RECORD SET -
--------------------------------

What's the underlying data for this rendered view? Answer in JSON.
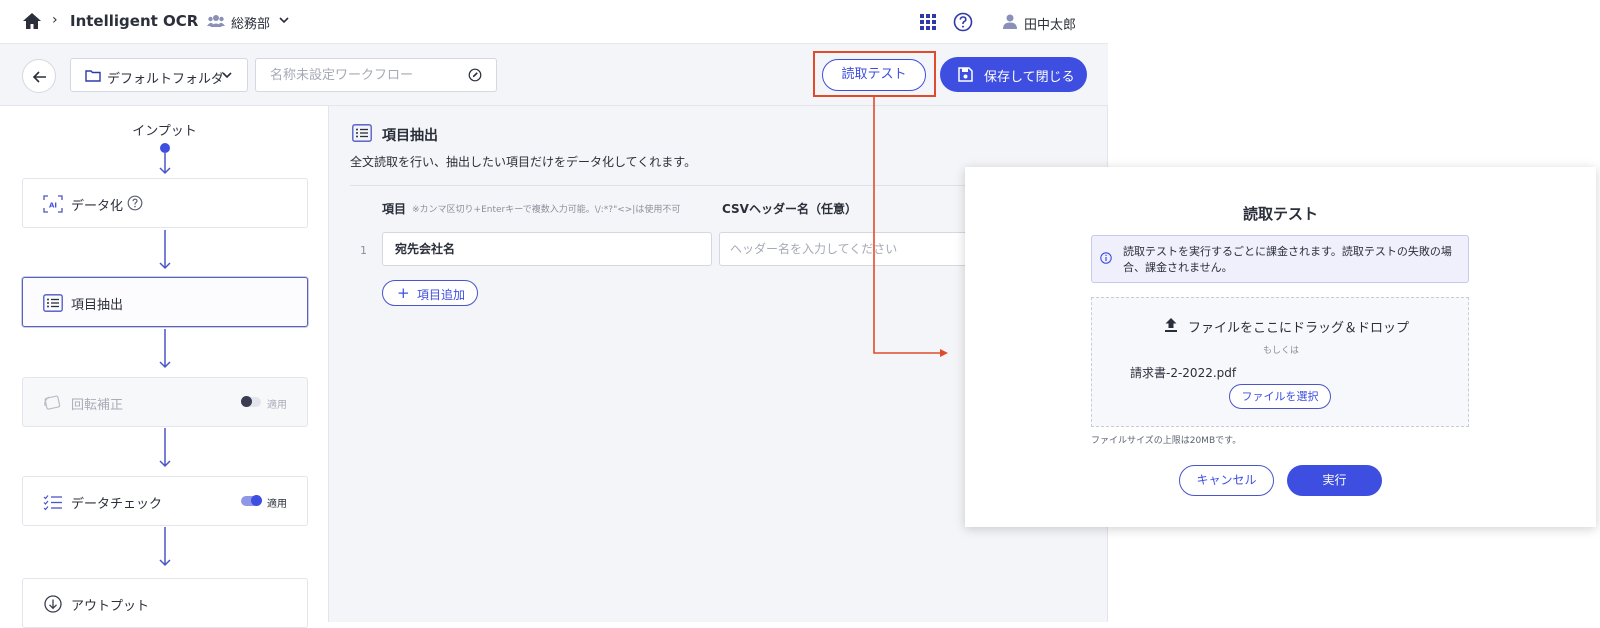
{
  "header": {
    "app_title": "Intelligent OCR",
    "team_name": "総務部",
    "user_name": "田中太郎"
  },
  "toolbar": {
    "folder_label": "デフォルトフォルダ",
    "workflow_name_value": "",
    "workflow_name_placeholder": "名称未設定ワークフロー",
    "test_button_label": "読取テスト",
    "save_button_label": "保存して閉じる"
  },
  "flow": {
    "input_label": "インプット",
    "steps": [
      {
        "label": "データ化",
        "icon": "ai-icon",
        "has_help": true,
        "active": false,
        "disabled": false
      },
      {
        "label": "項目抽出",
        "icon": "list-icon",
        "active": true,
        "disabled": false
      },
      {
        "label": "回転補正",
        "icon": "rotate-icon",
        "active": false,
        "disabled": true,
        "toggle_label": "適用",
        "toggle_on": false
      },
      {
        "label": "データチェック",
        "icon": "checklist-icon",
        "active": false,
        "disabled": false,
        "toggle_label": "適用",
        "toggle_on": true
      },
      {
        "label": "アウトプット",
        "icon": "download-circle-icon",
        "active": false,
        "disabled": false
      }
    ]
  },
  "section": {
    "title": "項目抽出",
    "description": "全文読取を行い、抽出したい項目だけをデータ化してくれます。",
    "col_item": "項目",
    "col_item_note": "※カンマ区切り+Enterキーで複数入力可能。\\/:*?\"<>|は使用不可",
    "col_csv": "CSVヘッダー名（任意）",
    "rows": [
      {
        "num": "1",
        "item_value": "宛先会社名",
        "csv_placeholder": "ヘッダー名を入力してください"
      }
    ],
    "add_button_label": "項目追加"
  },
  "modal": {
    "title": "読取テスト",
    "info_text": "読取テストを実行するごとに課金されます。読取テストの失敗の場合、課金されません。",
    "drop_text": "ファイルをここにドラッグ＆ドロップ",
    "or_text": "もしくは",
    "file_name": "請求書-2-2022.pdf",
    "select_button_label": "ファイルを選択",
    "size_limit": "ファイルサイズの上限は20MBです。",
    "cancel_label": "キャンセル",
    "run_label": "実行"
  },
  "colors": {
    "accent": "#3d4ee0",
    "highlight": "#e04b2c",
    "flow_arrow": "#4a55c8"
  }
}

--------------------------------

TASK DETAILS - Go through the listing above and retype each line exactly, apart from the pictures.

WRITTEN ANSWER -
What's the underlying data for this rendered view? Answer in JSON.
{
  "header": {
    "app_title": "Intelligent OCR",
    "team_name": "総務部",
    "user_name": "田中太郎"
  },
  "toolbar": {
    "folder_label": "デフォルトフォルダ",
    "workflow_name_value": "",
    "workflow_name_placeholder": "名称未設定ワークフロー",
    "test_button_label": "読取テスト",
    "save_button_label": "保存して閉じる"
  },
  "flow": {
    "input_label": "インプット",
    "steps": [
      {
        "label": "データ化",
        "icon": "ai-icon",
        "has_help": true,
        "active": false,
        "disabled": false
      },
      {
        "label": "項目抽出",
        "icon": "list-icon",
        "active": true,
        "disabled": false
      },
      {
        "label": "回転補正",
        "icon": "rotate-icon",
        "active": false,
        "disabled": true,
        "toggle_label": "適用",
        "toggle_on": false
      },
      {
        "label": "データチェック",
        "icon": "checklist-icon",
        "active": false,
        "disabled": false,
        "toggle_label": "適用",
        "toggle_on": true
      },
      {
        "label": "アウトプット",
        "icon": "download-circle-icon",
        "active": false,
        "disabled": false
      }
    ]
  },
  "section": {
    "title": "項目抽出",
    "description": "全文読取を行い、抽出したい項目だけをデータ化してくれます。",
    "col_item": "項目",
    "col_item_note": "※カンマ区切り+Enterキーで複数入力可能。\\/:*?\"<>|は使用不可",
    "col_csv": "CSVヘッダー名（任意）",
    "rows": [
      {
        "num": "1",
        "item_value": "宛先会社名",
        "csv_placeholder": "ヘッダー名を入力してください"
      }
    ],
    "add_button_label": "項目追加"
  },
  "modal": {
    "title": "読取テスト",
    "info_text": "読取テストを実行するごとに課金されます。読取テストの失敗の場合、課金されません。",
    "drop_text": "ファイルをここにドラッグ＆ドロップ",
    "or_text": "もしくは",
    "file_name": "請求書-2-2022.pdf",
    "select_button_label": "ファイルを選択",
    "size_limit": "ファイルサイズの上限は20MBです。",
    "cancel_label": "キャンセル",
    "run_label": "実行"
  },
  "colors": {
    "accent": "#3d4ee0",
    "highlight": "#e04b2c",
    "flow_arrow": "#4a55c8"
  }
}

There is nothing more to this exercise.